What is the Lottery?

The lottery is a form of gambling that offers prizes to those who purchase a ticket. These prizes are typically cash or goods. Modern lotteries are regulated by law. They are also used to select jurors and military conscripts. The term lottery is derived from the Latin word loterie, meaning “drawing of lots” or “selection by lot”. Its history dates back thousands of years. Making decisions and determining fates by casting lots has a long tradition, including several instances in the Bible. The first recorded public lottery offering tickets with prize money was held by Roman Emperor Augustus to raise funds for city repairs. This was not a true lottery, however, since the winners received prizes of unequal value.

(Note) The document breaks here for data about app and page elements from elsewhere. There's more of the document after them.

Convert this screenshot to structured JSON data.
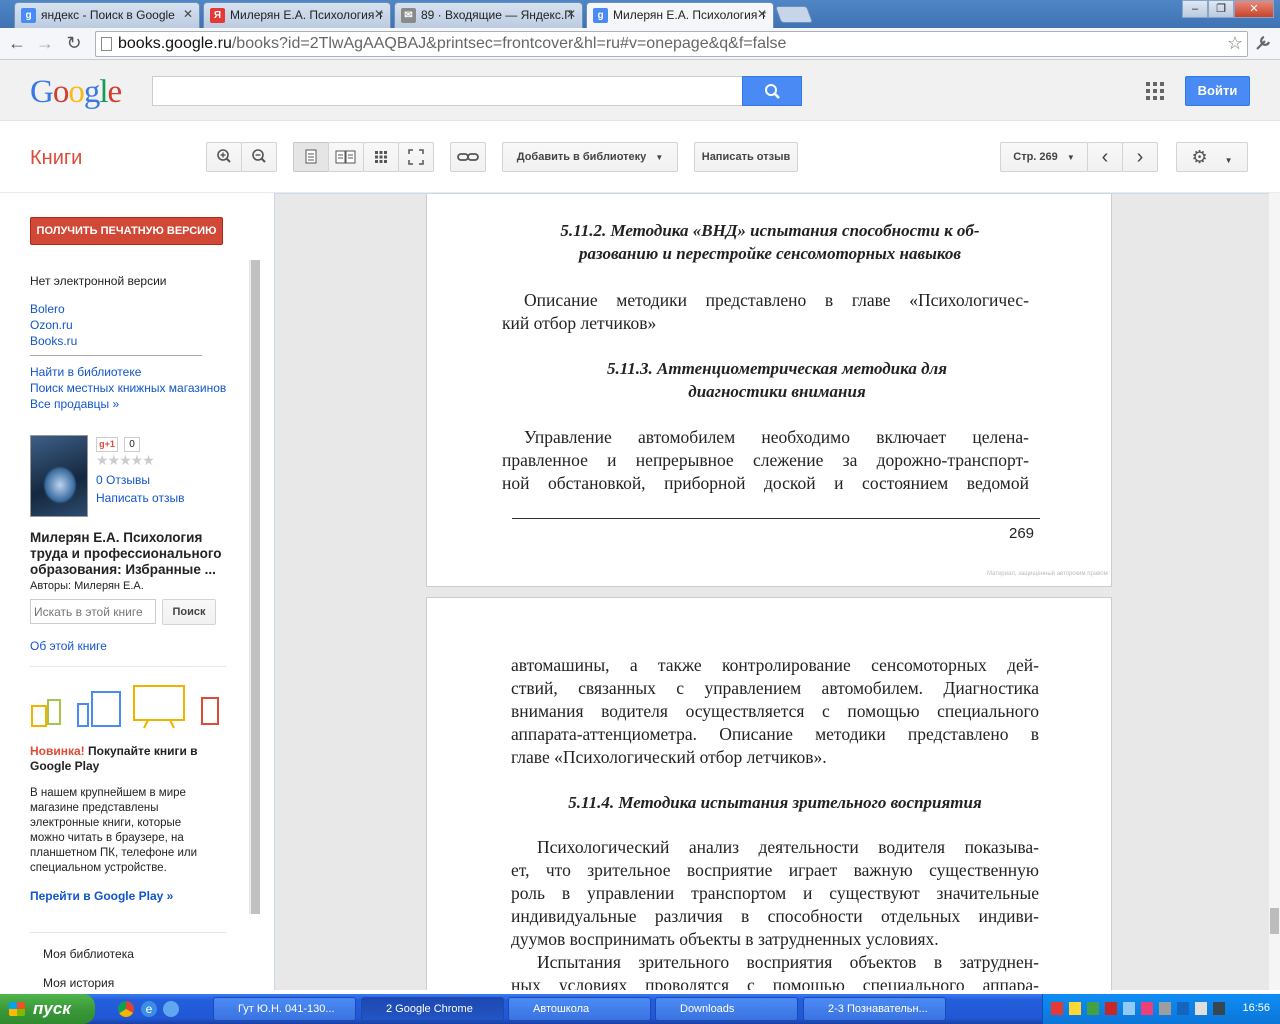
{
  "browser": {
    "tabs": [
      {
        "title": "яндекс - Поиск в Google",
        "favicon": "g",
        "favicon_color": "#4a8af4"
      },
      {
        "title": "Милерян Е.А. Психология т",
        "favicon": "Я",
        "favicon_color": "#e53935"
      },
      {
        "title": "89 · Входящие — Яндекс.П",
        "favicon": "✉",
        "favicon_color": "#8a8a8a"
      },
      {
        "title": "Милерян Е.А. Психология т",
        "favicon": "g",
        "favicon_color": "#4a8af4"
      }
    ],
    "url_host": "books.google.ru",
    "url_rest": "/books?id=2TlwAgAAQBAJ&printsec=frontcover&hl=ru#v=onepage&q&f=false",
    "window_buttons": [
      "–",
      "❐",
      "✕"
    ]
  },
  "header": {
    "logo": "Google",
    "signin_label": "Войти"
  },
  "books_bar": {
    "title": "Книги",
    "add_to_library": "Добавить в библиотеку",
    "write_review": "Написать отзыв",
    "page_label": "Стр. 269"
  },
  "sidebar": {
    "print_button": "ПОЛУЧИТЬ ПЕЧАТНУЮ ВЕРСИЮ",
    "no_ebook": "Нет электронной версии",
    "sellers": [
      "Bolero",
      "Ozon.ru",
      "Books.ru"
    ],
    "find_links": [
      "Найти в библиотеке",
      "Поиск местных книжных магазинов",
      "Все продавцы »"
    ],
    "gplus": "g+1",
    "gplus_count": "0",
    "stars": "★★★★★",
    "reviews": "0 Отзывы",
    "write_review": "Написать отзыв",
    "book_title_1": "Милерян Е.А. Психология",
    "book_title_2": "труда и профессионального",
    "book_title_3": "образования: Избранные ...",
    "authors": "Авторы: Милерян Е.А.",
    "search_placeholder": "Искать в этой книге",
    "search_button": "Поиск",
    "about": "Об этой книге",
    "promo_new": "Новинка!",
    "promo_title_1": " Покупайте книги в",
    "promo_title_2": "Google Play",
    "promo_text": [
      "В нашем крупнейшем в мире",
      "магазине представлены",
      "электронные книги, которые",
      "можно читать в браузере, на",
      "планшетном ПК, телефоне или",
      "специальном устройстве."
    ],
    "promo_link": "Перейти в Google Play »",
    "my_library": "Моя библиотека",
    "my_history": "Моя история"
  },
  "page1": {
    "heading_1": [
      "5.11.2. Методика «ВНД» испытания способности к об-",
      "разованию и перестройке сенсомоторных навыков"
    ],
    "para_1": [
      "Описание методики  представлено в главе «Психологичес-",
      "кий отбор летчиков»"
    ],
    "heading_2": [
      "5.11.3. Аттенциометрическая методика для",
      "диагностики внимания"
    ],
    "para_2": [
      "Управление автомобилем необходимо включает целена-",
      "правленное и непрерывное слежение за дорожно-транспорт-",
      "ной обстановкой, приборной доской и состоянием ведомой"
    ],
    "page_number": "269",
    "copyright": "Материал, защищенный авторским правом"
  },
  "page2": {
    "para_1": [
      "автомашины, а также контролирование сенсомоторных дей-",
      "ствий, связанных с управлением автомобилем. Диагностика",
      "внимания водителя осуществляется с помощью специального",
      "аппарата-аттенциометра. Описание методики представлено в",
      "главе «Психологический отбор летчиков»."
    ],
    "heading_1": "5.11.4. Методика испытания зрительного восприятия",
    "para_2": [
      "Психологический анализ деятельности водителя показыва-",
      "ет, что зрительное восприятие играет важную существенную",
      "роль в управлении транспортом и существуют значительные",
      "индивидуальные различия в способности отдельных индиви-",
      "дуумов воспринимать объекты в затрудненных условиях."
    ],
    "para_3": [
      "Испытания зрительного восприятия объектов в затруднен-",
      "ных условиях проводятся с помощью специального аппара-"
    ]
  },
  "taskbar": {
    "start": "пуск",
    "tasks": [
      "Гут Ю.Н. 041-130...",
      "2 Google Chrome",
      "Автошкола",
      "Downloads",
      "2-3 Познавательн..."
    ],
    "clock": "16:56"
  }
}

In colonial America, lotteries played a significant role in funding private and public projects. Aside from the construction of roads, canals and bridges, lotteries also helped fund schools, libraries, churches, colleges, universities and other charitable institutions. In addition, they provided revenue for the construction of the British Museum and other major public buildings in the colonies. Many people who were unable to afford the full price of a lottery ticket would sell their shares to others. These investors financed all or part of the cost of the tickets and became known as brokers. The modern stockbroker is thought to have derived his name from this practice.

One of the main reasons why the lottery is so popular is that it is a game that anyone can win. The rules are simple: buy a ticket and pick numbers that are unlikely to be drawn in the same drawing. Although there are some people who can win multiple times, this is largely due to luck. The odds of winning the lottery are also not influenced by race, ethnicity, religion, political affiliation or gender. In fact, Romanian mathematician Stefan Mandel was able to win 14 times in a row. His formula is based on the theory that the lottery has no biases and that you can win with any combination of numbers.

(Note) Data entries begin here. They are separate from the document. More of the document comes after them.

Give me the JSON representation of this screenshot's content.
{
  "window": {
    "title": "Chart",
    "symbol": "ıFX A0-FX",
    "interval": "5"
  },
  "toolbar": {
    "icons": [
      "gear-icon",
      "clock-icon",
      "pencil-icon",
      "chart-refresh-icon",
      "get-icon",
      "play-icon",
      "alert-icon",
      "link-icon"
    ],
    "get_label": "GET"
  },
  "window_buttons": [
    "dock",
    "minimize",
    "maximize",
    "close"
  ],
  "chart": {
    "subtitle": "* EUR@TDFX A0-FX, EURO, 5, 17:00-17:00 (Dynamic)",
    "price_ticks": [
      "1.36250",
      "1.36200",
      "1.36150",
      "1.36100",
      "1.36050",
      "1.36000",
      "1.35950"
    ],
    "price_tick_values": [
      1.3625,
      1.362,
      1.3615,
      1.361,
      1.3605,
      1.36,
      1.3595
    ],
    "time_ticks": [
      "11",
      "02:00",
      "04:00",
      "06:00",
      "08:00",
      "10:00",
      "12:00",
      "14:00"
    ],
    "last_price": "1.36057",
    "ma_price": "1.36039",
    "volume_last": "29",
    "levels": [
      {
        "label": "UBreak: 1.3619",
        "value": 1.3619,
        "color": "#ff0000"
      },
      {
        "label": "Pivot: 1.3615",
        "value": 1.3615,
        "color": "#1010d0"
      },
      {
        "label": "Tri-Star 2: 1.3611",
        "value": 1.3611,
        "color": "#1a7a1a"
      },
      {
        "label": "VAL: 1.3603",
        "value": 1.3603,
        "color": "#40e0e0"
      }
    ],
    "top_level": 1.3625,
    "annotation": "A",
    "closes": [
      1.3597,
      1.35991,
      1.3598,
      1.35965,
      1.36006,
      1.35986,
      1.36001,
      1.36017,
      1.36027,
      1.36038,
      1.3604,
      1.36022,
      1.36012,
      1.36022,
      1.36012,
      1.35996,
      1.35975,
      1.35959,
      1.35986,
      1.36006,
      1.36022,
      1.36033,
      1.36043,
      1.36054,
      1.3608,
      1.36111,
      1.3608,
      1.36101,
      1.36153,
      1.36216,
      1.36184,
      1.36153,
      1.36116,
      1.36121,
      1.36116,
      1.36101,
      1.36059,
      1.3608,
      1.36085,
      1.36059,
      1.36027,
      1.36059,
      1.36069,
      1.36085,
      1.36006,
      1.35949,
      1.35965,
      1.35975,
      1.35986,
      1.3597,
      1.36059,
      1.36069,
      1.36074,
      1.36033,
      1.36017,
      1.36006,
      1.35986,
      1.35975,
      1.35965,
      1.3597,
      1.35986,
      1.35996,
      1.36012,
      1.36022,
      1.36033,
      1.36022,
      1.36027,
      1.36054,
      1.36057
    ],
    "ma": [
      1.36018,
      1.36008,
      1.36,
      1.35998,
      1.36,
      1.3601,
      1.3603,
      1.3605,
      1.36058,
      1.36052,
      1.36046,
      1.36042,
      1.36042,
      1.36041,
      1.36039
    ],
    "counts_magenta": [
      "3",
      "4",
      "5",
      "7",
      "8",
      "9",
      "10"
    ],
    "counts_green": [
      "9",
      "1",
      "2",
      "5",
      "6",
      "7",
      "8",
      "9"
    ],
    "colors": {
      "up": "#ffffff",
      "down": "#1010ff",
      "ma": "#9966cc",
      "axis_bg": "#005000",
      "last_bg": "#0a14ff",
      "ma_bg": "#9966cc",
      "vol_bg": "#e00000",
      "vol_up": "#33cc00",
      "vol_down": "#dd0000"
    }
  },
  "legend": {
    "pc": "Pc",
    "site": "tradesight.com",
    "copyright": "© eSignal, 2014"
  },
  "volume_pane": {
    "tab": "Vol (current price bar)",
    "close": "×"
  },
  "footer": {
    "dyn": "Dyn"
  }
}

Lustig suggests that when choosing lottery numbers, players should avoid predictable sequences and those that end in similar digits. He also advises against playing numbers that are associated with birthdays or other personal events. He has also advised against buying more than one lottery ticket, because each number has an independent probability that is not affected by how often it is played or the number of other tickets purchased.

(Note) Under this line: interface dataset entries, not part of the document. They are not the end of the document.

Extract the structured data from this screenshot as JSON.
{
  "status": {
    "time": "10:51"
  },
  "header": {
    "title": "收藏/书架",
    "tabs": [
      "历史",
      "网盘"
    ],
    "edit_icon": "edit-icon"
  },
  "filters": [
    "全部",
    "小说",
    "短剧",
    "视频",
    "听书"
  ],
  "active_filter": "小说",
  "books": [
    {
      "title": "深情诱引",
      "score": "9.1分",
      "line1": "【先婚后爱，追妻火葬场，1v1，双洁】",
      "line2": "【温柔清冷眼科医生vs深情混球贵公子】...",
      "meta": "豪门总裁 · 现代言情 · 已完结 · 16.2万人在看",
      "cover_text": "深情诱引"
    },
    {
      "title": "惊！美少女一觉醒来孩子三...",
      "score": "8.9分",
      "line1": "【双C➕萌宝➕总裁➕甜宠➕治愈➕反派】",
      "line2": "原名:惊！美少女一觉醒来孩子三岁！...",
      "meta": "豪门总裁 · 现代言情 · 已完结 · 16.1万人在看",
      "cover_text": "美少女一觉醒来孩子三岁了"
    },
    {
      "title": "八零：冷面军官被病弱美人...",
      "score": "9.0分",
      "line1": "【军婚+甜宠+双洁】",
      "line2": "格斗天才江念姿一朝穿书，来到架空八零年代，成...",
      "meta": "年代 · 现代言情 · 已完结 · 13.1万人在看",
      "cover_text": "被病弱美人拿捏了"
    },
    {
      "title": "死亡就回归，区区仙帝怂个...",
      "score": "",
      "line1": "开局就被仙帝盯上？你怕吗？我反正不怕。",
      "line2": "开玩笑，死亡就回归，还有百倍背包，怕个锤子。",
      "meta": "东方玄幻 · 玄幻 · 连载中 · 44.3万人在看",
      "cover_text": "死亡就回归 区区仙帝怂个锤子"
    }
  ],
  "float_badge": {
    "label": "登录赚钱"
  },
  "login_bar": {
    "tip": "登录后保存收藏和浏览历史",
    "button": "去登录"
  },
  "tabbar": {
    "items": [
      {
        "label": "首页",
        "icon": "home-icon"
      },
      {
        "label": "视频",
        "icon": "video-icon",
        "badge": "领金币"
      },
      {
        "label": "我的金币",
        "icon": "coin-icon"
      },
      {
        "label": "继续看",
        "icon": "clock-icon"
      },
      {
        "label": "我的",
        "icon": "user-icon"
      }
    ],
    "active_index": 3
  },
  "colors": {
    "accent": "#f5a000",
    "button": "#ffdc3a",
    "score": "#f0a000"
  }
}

Unlike other forms of gambling, the lottery does not increase your chances of winning by playing more frequently or betting larger amounts. Instead, the odds of winning remain the same regardless of how many tickets you buy or whether you play daily, weekly or on a lark. This is because each ticket has its own independent probability that does not depend on how many other tickets are sold or the frequency of plays.